U.S. Classification455/3.02, 455/3.05
International ClassificationH04H60/51, H04H60/32, H04H60/66, H04H40/90, H04H60/31, H04H60/44
Cooperative ClassificationH04H60/44, H04H60/66, H04H60/31, H04H60/32, H04H60/51, H04H40/90
European ClassificationH04H60/66, H04H60/31
Legal Events
DateCodeEventDescription
Nov 12, 2013FPExpired due to failure to pay maintenance fee
Effective date: 20130920
Sep 20, 2013LAPSLapse for failure to pay maintenance fees
May 3, 2013REMIMaintenance fee reminder mailed
Feb 18, 2009FPAYFee payment
Year of fee payment: 4
Sep 20, 2004ASAssignment
Owner name: NAVIGAUGE INC., GEORGIA
Free format text: CHANGE OF NAME;ASSIGNOR:IQSTAT, INC.;REEL/FRAME:015796/0644
Effective date: 20040614
Owner name: NAVIGAUGE INC. 2115 COUNTY RIDGE ROADALPHARETTA, G
Free format text: CHANGE OF NAME;ASSIGNOR:IQSTAT, INC. /AR;REEL/FRAME:015796/0644
Mar 17, 2003ASAssignment
Owner name: IQSTAT, INC., GEORGIA

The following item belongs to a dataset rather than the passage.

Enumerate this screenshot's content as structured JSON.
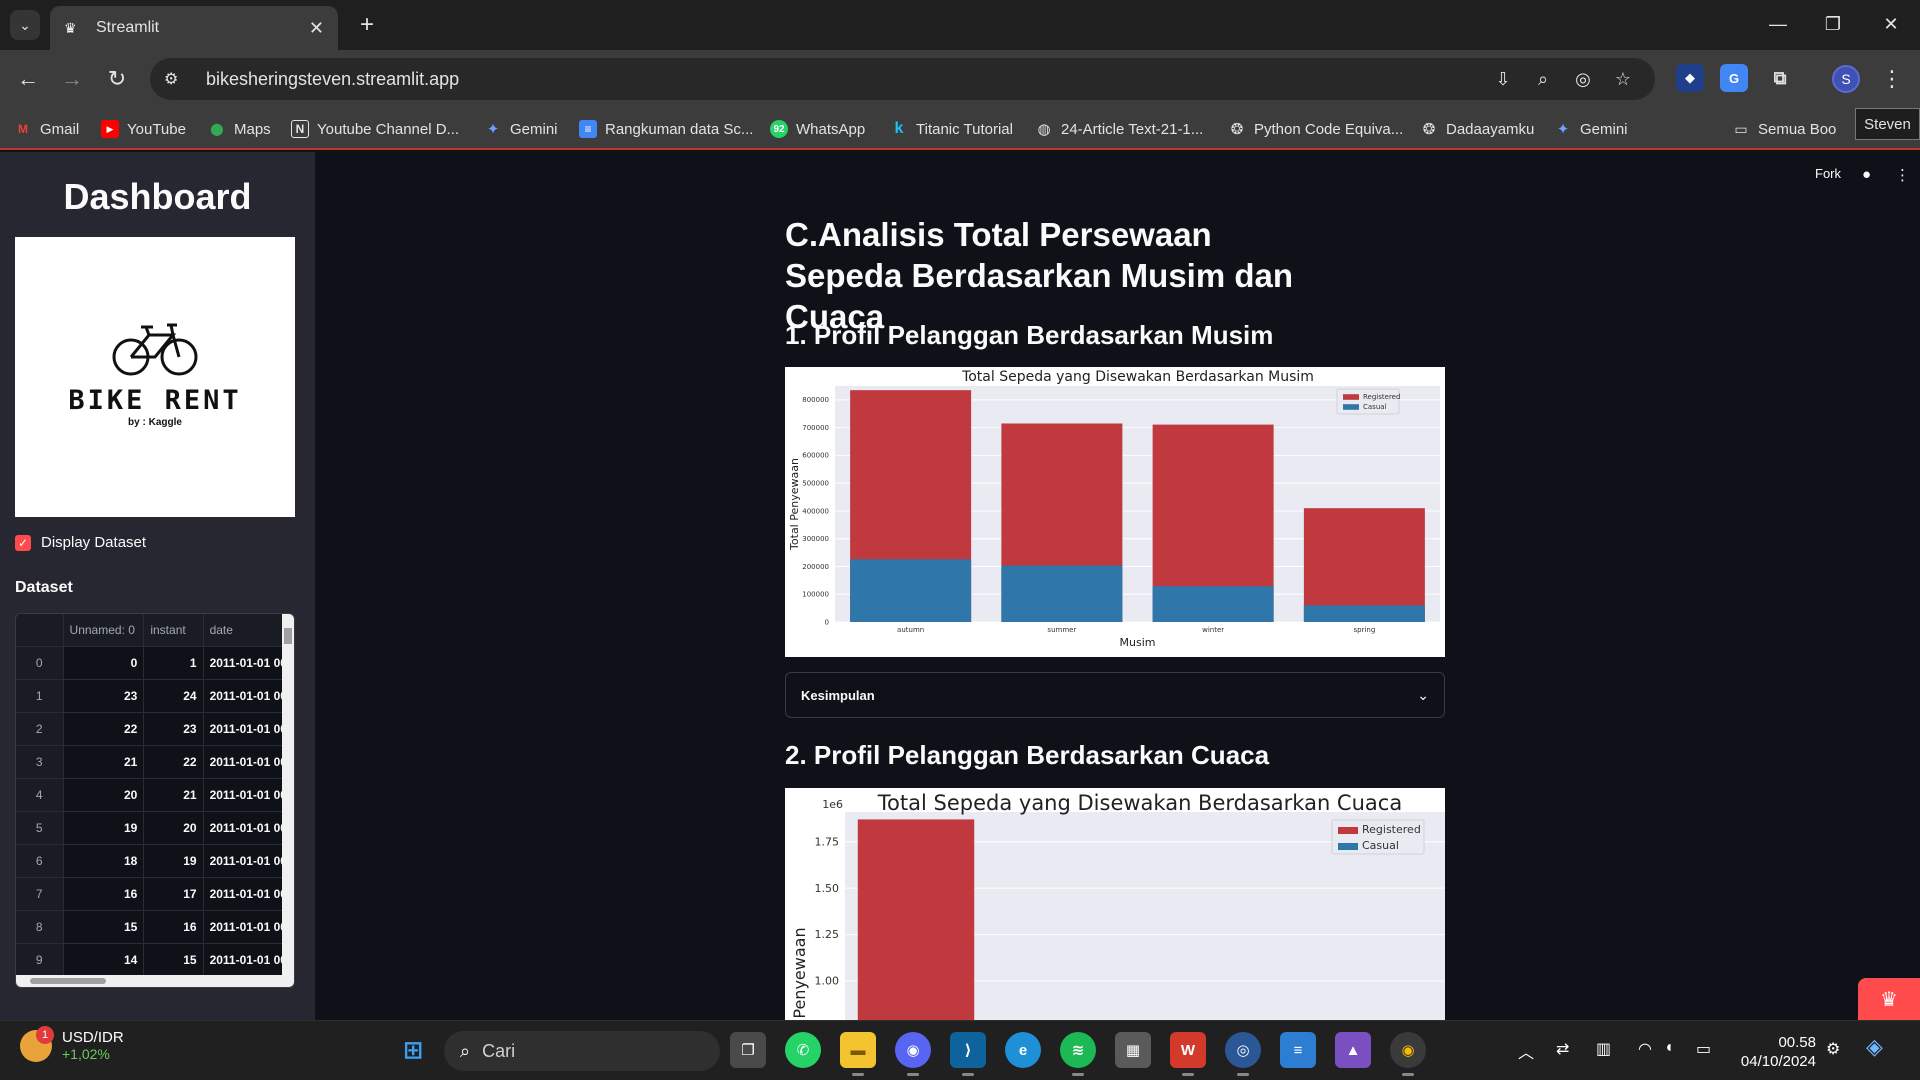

Free format text: ASSIGNMENT OF ASSIGNORS INTEREST;ASSIGNORS:CERESOLI, CARL D.;LAYMAN, BRUCE E.;STRUGATSKY, MIKE;AND OTHERS;REEL/FRAME:013850/0479;SIGNING DATES FROM 20021126 TO 20021204